# RECORDS PROVIDED
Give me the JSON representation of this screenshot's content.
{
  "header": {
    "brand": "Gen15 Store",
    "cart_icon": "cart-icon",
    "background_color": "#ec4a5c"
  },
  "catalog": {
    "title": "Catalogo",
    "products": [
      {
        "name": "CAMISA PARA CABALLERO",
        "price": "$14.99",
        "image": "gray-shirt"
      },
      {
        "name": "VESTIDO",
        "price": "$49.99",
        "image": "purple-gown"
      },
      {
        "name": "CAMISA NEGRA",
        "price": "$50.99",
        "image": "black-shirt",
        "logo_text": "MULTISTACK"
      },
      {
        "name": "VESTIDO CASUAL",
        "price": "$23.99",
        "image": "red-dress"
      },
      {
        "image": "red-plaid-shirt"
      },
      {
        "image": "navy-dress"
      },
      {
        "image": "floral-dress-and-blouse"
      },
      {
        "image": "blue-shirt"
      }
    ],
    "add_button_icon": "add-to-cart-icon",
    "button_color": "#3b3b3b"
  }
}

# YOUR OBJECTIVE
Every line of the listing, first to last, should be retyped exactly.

# SOLUTION
Give me the JSON representation of this screenshot's content.
{
  "header": {
    "brand": "Gen15 Store",
    "cart_icon": "cart-icon",
    "background_color": "#ec4a5c"
  },
  "catalog": {
    "title": "Catalogo",
    "products": [
      {
        "name": "CAMISA PARA CABALLERO",
        "price": "$14.99",
        "image": "gray-shirt"
      },
      {
        "name": "VESTIDO",
        "price": "$49.99",
        "image": "purple-gown"
      },
      {
        "name": "CAMISA NEGRA",
        "price": "$50.99",
        "image": "black-shirt",
        "logo_text": "MULTISTACK"
      },
      {
        "name": "VESTIDO CASUAL",
        "price": "$23.99",
        "image": "red-dress"
      },
      {
        "image": "red-plaid-shirt"
      },
      {
        "image": "navy-dress"
      },
      {
        "image": "floral-dress-and-blouse"
      },
      {
        "image": "blue-shirt"
      }
    ],
    "add_button_icon": "add-to-cart-icon",
    "button_color": "#3b3b3b"
  }
}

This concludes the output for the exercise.